Data records for software interfaces:

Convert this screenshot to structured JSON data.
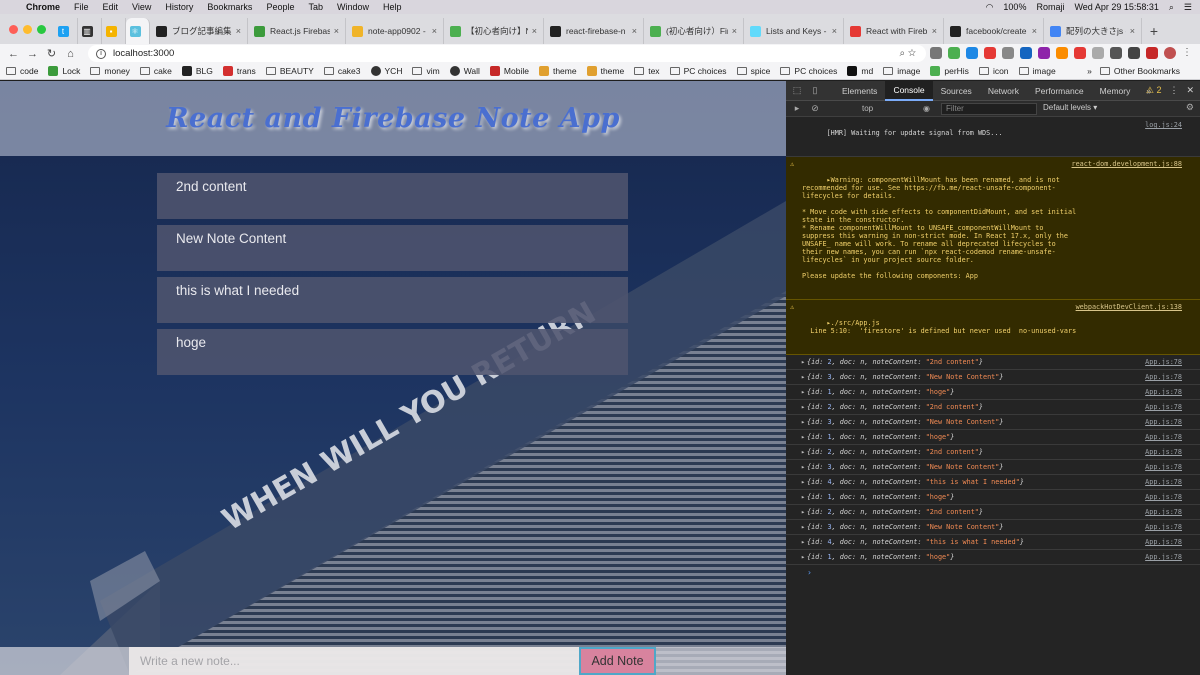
{
  "menubar": {
    "app": "Chrome",
    "items": [
      "File",
      "Edit",
      "View",
      "History",
      "Bookmarks",
      "People",
      "Tab",
      "Window",
      "Help"
    ],
    "battery": "100%",
    "input_method": "Romaji",
    "clock": "Wed Apr 29  15:58:31"
  },
  "tabs": [
    {
      "label": "ブログ記事編集 - ",
      "icon_color": "#f5a623"
    },
    {
      "label": "React.js Firebase",
      "icon_color": "#3c9b3c"
    },
    {
      "label": "note-app0902 - ",
      "icon_color": "#f0b429"
    },
    {
      "label": "【初心者向け】NP",
      "icon_color": "#4caf50"
    },
    {
      "label": "react-firebase-n",
      "icon_color": "#222222"
    },
    {
      "label": "(初心者向け）Fir",
      "icon_color": "#4caf50"
    },
    {
      "label": "Lists and Keys -",
      "icon_color": "#61dafb"
    },
    {
      "label": "React with Fireb",
      "icon_color": "#e53935"
    },
    {
      "label": "facebook/create",
      "icon_color": "#222222"
    },
    {
      "label": "配列の大きさjs - G",
      "icon_color": "#4285f4"
    }
  ],
  "address": {
    "url": "localhost:3000"
  },
  "bookmarks": [
    "code",
    "Lock",
    "money",
    "cake",
    "BLG",
    "trans",
    "BEAUTY",
    "cake3",
    "YCH",
    "vim",
    "Wall",
    "Mobile",
    "theme",
    "theme",
    "tex",
    "PC choices",
    "spice",
    "PC choices",
    "md",
    "image",
    "perHis",
    "icon",
    "image"
  ],
  "other_bookmarks": "Other Bookmarks",
  "app": {
    "title": "React and Firebase Note App",
    "notes": [
      "2nd content",
      "New Note Content",
      "this is what I needed",
      "hoge"
    ],
    "input_placeholder": "Write a new note...",
    "add_button": "Add Note",
    "background_sign": "WHEN WILL YOU RETURN"
  },
  "devtools": {
    "tabs": [
      "Elements",
      "Console",
      "Sources",
      "Network",
      "Performance",
      "Memory"
    ],
    "active_tab": "Console",
    "warning_count": "2",
    "context": "top",
    "filter_placeholder": "Filter",
    "levels": "Default levels",
    "hmr": {
      "text": "[HMR] Waiting for update signal from WDS...",
      "src": "log.js:24"
    },
    "warning1": {
      "text": "▸Warning: componentWillMount has been renamed, and is not\nrecommended for use. See https://fb.me/react-unsafe-component-lifecycles for details.\n\n* Move code with side effects to componentDidMount, and set initial state in the constructor.\n* Rename componentWillMount to UNSAFE_componentWillMount to suppress this warning in non-strict mode. In React 17.x, only the UNSAFE_ name will work. To rename all deprecated lifecycles to their new names, you can run `npx react-codemod rename-unsafe-lifecycles` in your project source folder.\n\nPlease update the following components: App",
      "src": "react-dom.development.js:88"
    },
    "warning2": {
      "text": "▸./src/App.js\n  Line 5:10:  'firestore' is defined but never used  no-unused-vars",
      "src": "webpackHotDevClient.js:138"
    },
    "logs": [
      {
        "id": "2",
        "content": "2nd content"
      },
      {
        "id": "3",
        "content": "New Note Content"
      },
      {
        "id": "1",
        "content": "hoge"
      },
      {
        "id": "2",
        "content": "2nd content"
      },
      {
        "id": "3",
        "content": "New Note Content"
      },
      {
        "id": "1",
        "content": "hoge"
      },
      {
        "id": "2",
        "content": "2nd content"
      },
      {
        "id": "3",
        "content": "New Note Content"
      },
      {
        "id": "4",
        "content": "this is what I needed"
      },
      {
        "id": "1",
        "content": "hoge"
      },
      {
        "id": "2",
        "content": "2nd content"
      },
      {
        "id": "3",
        "content": "New Note Content"
      },
      {
        "id": "4",
        "content": "this is what I needed"
      },
      {
        "id": "1",
        "content": "hoge"
      }
    ],
    "log_src": "App.js:78"
  }
}
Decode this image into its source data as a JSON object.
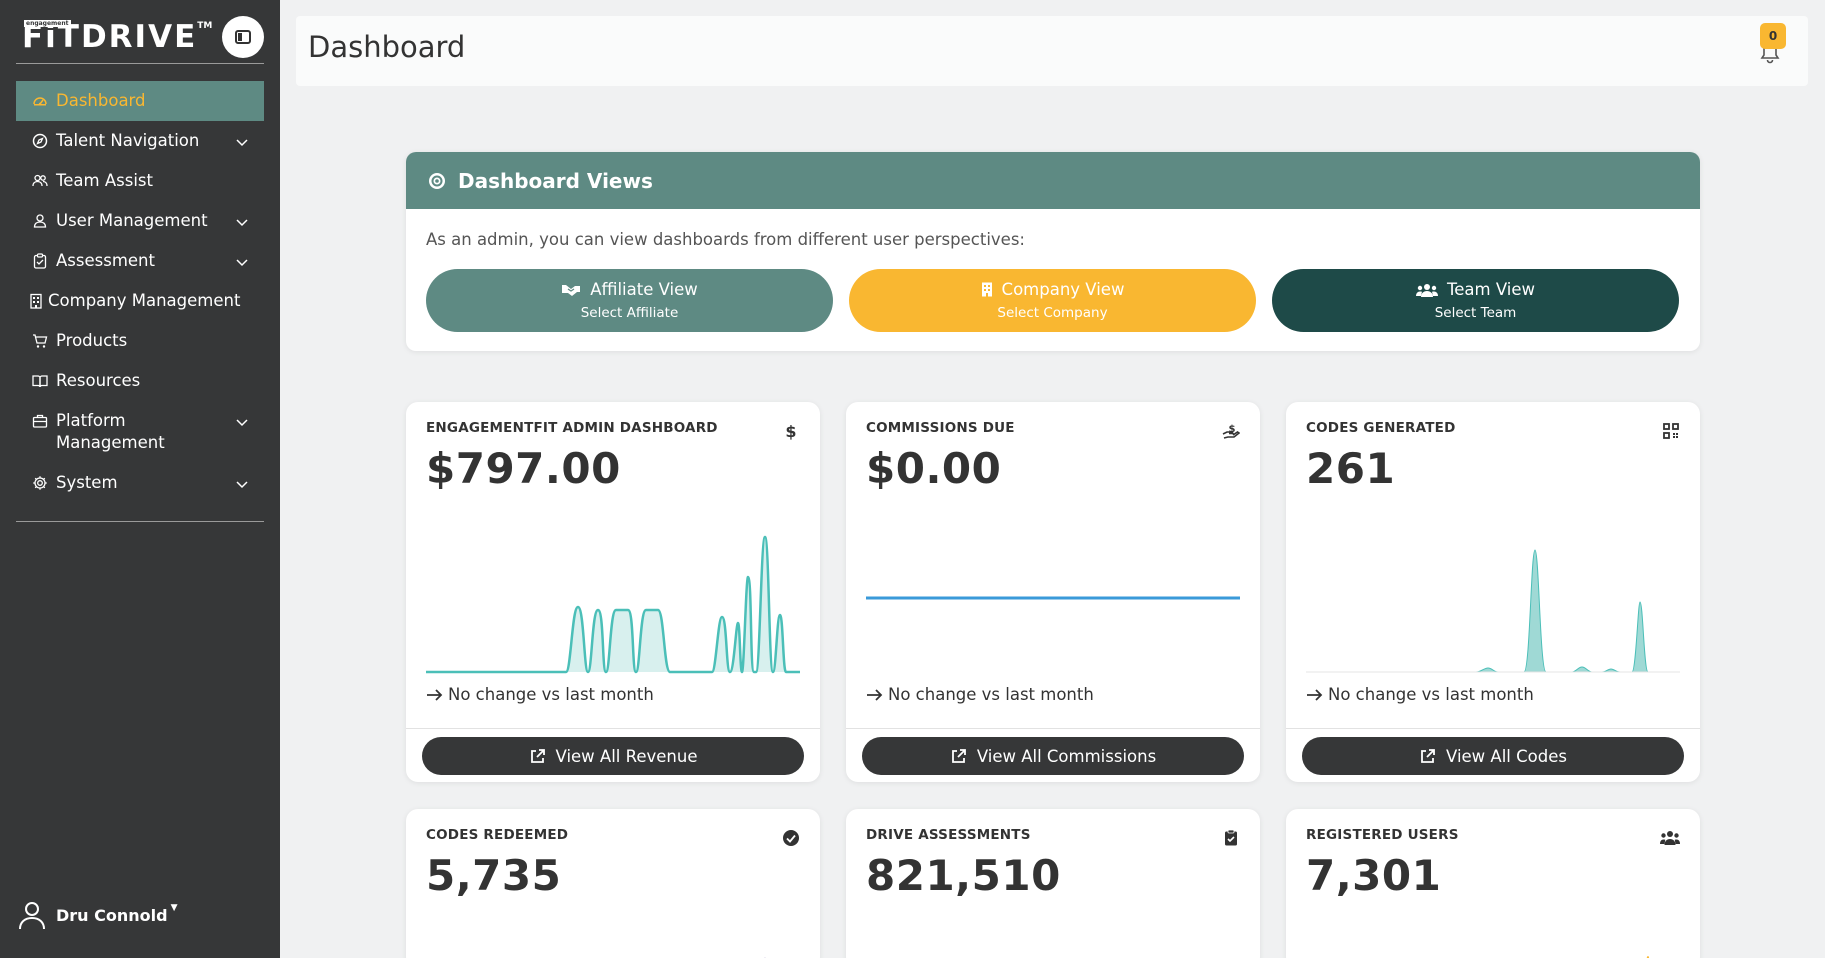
{
  "app": {
    "logo_small": "engagement",
    "logo_main": "FiTDRIVE",
    "logo_tm": "TM"
  },
  "sidebar": {
    "items": [
      {
        "label": "Dashboard",
        "icon": "gauge-icon",
        "active": true,
        "expandable": false
      },
      {
        "label": "Talent Navigation",
        "icon": "compass-icon",
        "active": false,
        "expandable": true
      },
      {
        "label": "Team Assist",
        "icon": "users-icon",
        "active": false,
        "expandable": false
      },
      {
        "label": "User Management",
        "icon": "user-icon",
        "active": false,
        "expandable": true
      },
      {
        "label": "Assessment",
        "icon": "clipboard-icon",
        "active": false,
        "expandable": true
      },
      {
        "label": "Company Management",
        "icon": "building-icon",
        "active": false,
        "expandable": false
      },
      {
        "label": "Products",
        "icon": "cart-icon",
        "active": false,
        "expandable": false
      },
      {
        "label": "Resources",
        "icon": "book-icon",
        "active": false,
        "expandable": false
      },
      {
        "label": "Platform Management",
        "icon": "briefcase-icon",
        "active": false,
        "expandable": true
      },
      {
        "label": "System",
        "icon": "gear-icon",
        "active": false,
        "expandable": true
      }
    ],
    "user_name": "Dru Connold"
  },
  "header": {
    "title": "Dashboard",
    "notification_count": "0"
  },
  "views": {
    "title": "Dashboard Views",
    "description": "As an admin, you can view dashboards from different user perspectives:",
    "buttons": [
      {
        "label": "Affiliate View",
        "sub": "Select Affiliate"
      },
      {
        "label": "Company View",
        "sub": "Select Company"
      },
      {
        "label": "Team View",
        "sub": "Select Team"
      }
    ]
  },
  "colors": {
    "sidebar_bg": "#363738",
    "accent_teal": "#5e8a83",
    "accent_yellow": "#f9b731",
    "accent_dark_teal": "#1e4a48",
    "spark_teal": "#4bbfb8",
    "spark_blue": "#3a9ad9"
  },
  "cards": [
    {
      "label": "ENGAGEMENTFIT ADMIN DASHBOARD",
      "icon": "dollar-icon",
      "value": "$797.00",
      "change": "No change vs last month",
      "button": "View All Revenue"
    },
    {
      "label": "COMMISSIONS DUE",
      "icon": "hand-dollar-icon",
      "value": "$0.00",
      "change": "No change vs last month",
      "button": "View All Commissions"
    },
    {
      "label": "CODES GENERATED",
      "icon": "qrcode-icon",
      "value": "261",
      "change": "No change vs last month",
      "button": "View All Codes"
    },
    {
      "label": "CODES REDEEMED",
      "icon": "check-circle-icon",
      "value": "5,735",
      "change": "",
      "button": ""
    },
    {
      "label": "DRIVE ASSESSMENTS",
      "icon": "clipboard-check-icon",
      "value": "821,510",
      "change": "",
      "button": ""
    },
    {
      "label": "REGISTERED USERS",
      "icon": "users-icon",
      "value": "7,301",
      "change": "",
      "button": ""
    }
  ]
}
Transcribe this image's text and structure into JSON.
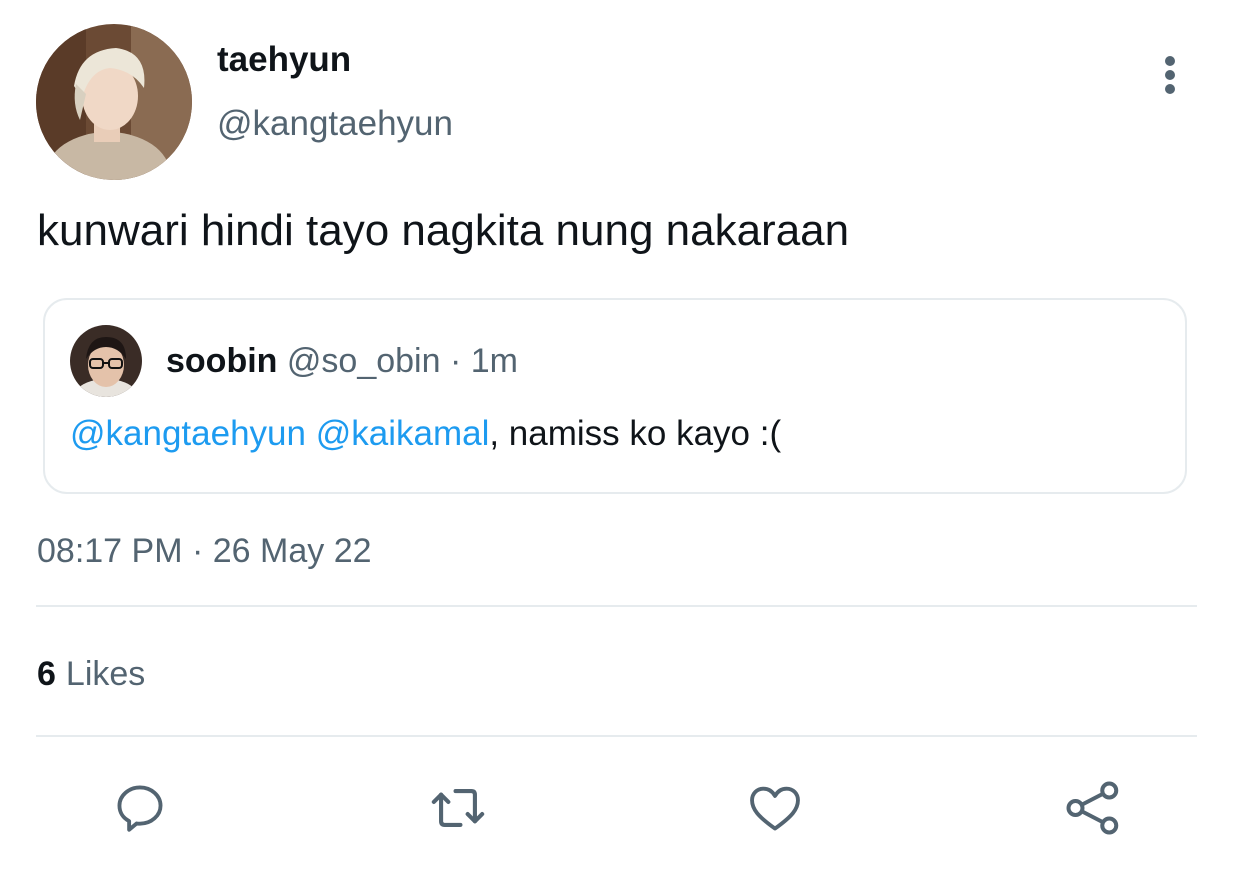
{
  "tweet": {
    "author": {
      "display_name": "taehyun",
      "handle": "@kangtaehyun",
      "avatar_icon": "profile-photo"
    },
    "text": "kunwari hindi tayo nagkita nung nakaraan",
    "quoted": {
      "display_name": "soobin",
      "handle": "@so_obin",
      "separator": "·",
      "time": "1m",
      "mention_1": "@kangtaehyun",
      "mention_2": "@kaikamal",
      "text_rest": ", namiss ko kayo :("
    },
    "time": "08:17 PM",
    "date_separator": "·",
    "date": "26 May 22",
    "likes_count": "6",
    "likes_label": "Likes"
  },
  "actions": [
    "reply-icon",
    "retweet-icon",
    "like-icon",
    "share-icon"
  ],
  "colors": {
    "text": "#0f1419",
    "secondary": "#536471",
    "link": "#1d9bf0",
    "border": "#e6ebee"
  }
}
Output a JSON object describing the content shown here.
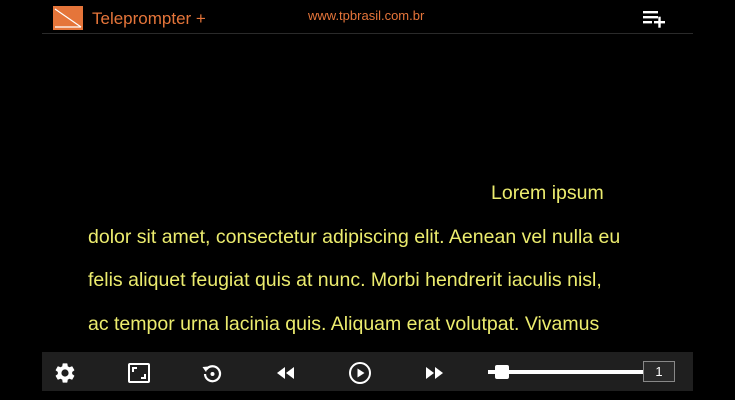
{
  "header": {
    "title": "Teleprompter +",
    "url": "www.tpbrasil.com.br",
    "logo_icon": "teleprompter-logo",
    "add_icon": "playlist-add-icon"
  },
  "script": {
    "lines": [
      "Lorem ipsum",
      "dolor sit amet, consectetur adipiscing elit. Aenean vel nulla eu",
      "felis aliquet feugiat quis at nunc. Morbi hendrerit iaculis nisl,",
      "ac tempor urna lacinia quis. Aliquam erat volutpat. Vivamus"
    ]
  },
  "controls": {
    "icons": [
      "settings-icon",
      "fullscreen-icon",
      "restart-icon",
      "rewind-icon",
      "play-icon",
      "fast-forward-icon"
    ],
    "speed_slider_position": 0.05,
    "speed_value": "1"
  },
  "colors": {
    "accent": "#e5753a",
    "script_text": "#ecec6e",
    "background": "#000000",
    "control_bar": "#1f1f1f"
  }
}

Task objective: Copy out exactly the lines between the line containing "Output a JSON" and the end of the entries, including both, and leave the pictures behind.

Reply:
Output a JSON object describing the content shown here.
{
  "header": {
    "title": "Teleprompter +",
    "url": "www.tpbrasil.com.br",
    "logo_icon": "teleprompter-logo",
    "add_icon": "playlist-add-icon"
  },
  "script": {
    "lines": [
      "Lorem ipsum",
      "dolor sit amet, consectetur adipiscing elit. Aenean vel nulla eu",
      "felis aliquet feugiat quis at nunc. Morbi hendrerit iaculis nisl,",
      "ac tempor urna lacinia quis. Aliquam erat volutpat. Vivamus"
    ]
  },
  "controls": {
    "icons": [
      "settings-icon",
      "fullscreen-icon",
      "restart-icon",
      "rewind-icon",
      "play-icon",
      "fast-forward-icon"
    ],
    "speed_slider_position": 0.05,
    "speed_value": "1"
  },
  "colors": {
    "accent": "#e5753a",
    "script_text": "#ecec6e",
    "background": "#000000",
    "control_bar": "#1f1f1f"
  }
}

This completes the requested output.